Sep 15, 2016


  • Community Science

As fall comes into full swing and the monarchs make their way south, many volunteers are contributing to the citizen science opportunities with monarchs. To understand the monarch migration, researchers rely on the help of citizen scientists to collect data during all phases of the annual life cycle of monarch breeding, migrating, and overwintering. While measuring and studying overwintering colonies may give us the best estimate of population size, it is important to gain insight into breeding population and migratory trends and factors influencing monarch populations. Each phase of the monarch annual cycle plays a role in the overall health and abundance of North American monarchs. Understanding their life cycle and population dynamics will inform conservation efforts to preserve the monarch migration for years to come. You can help researchers better understand the migration by getting involved in a citizen science project this fall.

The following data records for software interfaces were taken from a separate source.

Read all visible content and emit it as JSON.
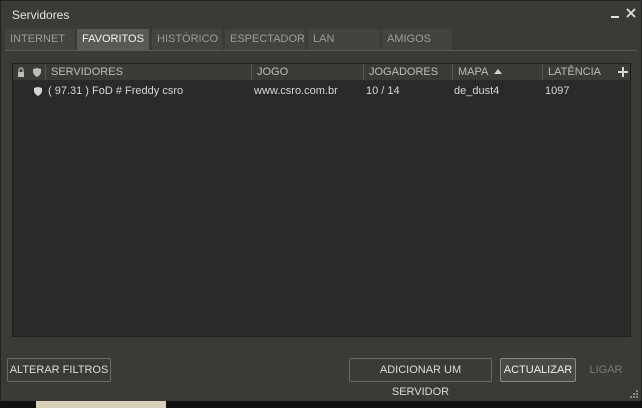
{
  "window": {
    "title": "Servidores"
  },
  "tabs": [
    {
      "label": "INTERNET",
      "active": false
    },
    {
      "label": "FAVORITOS",
      "active": true
    },
    {
      "label": "HISTÓRICO",
      "active": false
    },
    {
      "label": "ESPECTADOR",
      "active": false
    },
    {
      "label": "LAN",
      "active": false
    },
    {
      "label": "AMIGOS",
      "active": false
    }
  ],
  "columns": {
    "servers": "SERVIDORES",
    "game": "JOGO",
    "players": "JOGADORES",
    "map": "MAPA",
    "latency": "LATÊNCIA",
    "map_sort": "ascending"
  },
  "servers": [
    {
      "name": "( 97.31 )  FoD # Freddy  csro",
      "game": "www.csro.com.br",
      "players": "10 / 14",
      "map": "de_dust4",
      "latency": "1097",
      "secure": true
    }
  ],
  "buttons": {
    "change_filters": "ALTERAR FILTROS",
    "add_server": "ADICIONAR UM SERVIDOR",
    "refresh": "ACTUALIZAR",
    "connect": "LIGAR"
  },
  "icons": {
    "lock": "lock-icon",
    "shield": "shield-icon",
    "add": "plus-icon",
    "minimize": "minimize-icon",
    "close": "close-icon"
  }
}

Journey North is a citizen science program that focuses on migratory organisms, including gray whales, hummingbirds, American robins, whooping cranes, and monarchs. The project seeks to help scientists and the general public understand how migratory species respond to climate and changing seasons by tracking the journeys each year. During the fall monarch migration, Journey North collects reports of roosting monarchs, peak migration events, fall breeding monarchs, or any adult monarch sighting. All sightings are included on Journey North’s real-time maps, which paint a picture of how the migration is moving through the U.S from year to year. Check this year’s map to see when the migration is coming to you!

Monarch tagging is how the monarch migration was discovered. In fact, it was 7th graders in Chaska, Minnesota that tagged the first butterfly to ever be recovered in Mexico, proving not only the remarkable distance covered by these tiny creatures, but that anyone can take part in scientific discovery through citizen science. Monarch Watch now runs the tagging program for the eastern monarch population to determine monarch migration routes and weather influence and survival during the fall migration. In the West, programs like the Southwest Monarch Study are involving the public in tracking the migration and breeding patterns of monarchs in the less understood western monarch population.

Finally, if you have been monitoring milkweed or monarchs this spring and summer for the Monarch Larva Monitoring Project, don’t forget to log your results. If you missed the migration in your area this year, plan ahead to monitor monarchs during the breeding season and fall migration of 2017!

Visit our website to find out more about these programs and other citizen science projects near you.


The Monarch Joint Venture is a national partnership of federal and state agencies, non-governmental organizations, and academic programs working together to conserve the monarch butterfly migration. The content in this article does not necessarily reflect the positions of all Monarch Joint Venture partners. Header photo by Wendy Caldwell.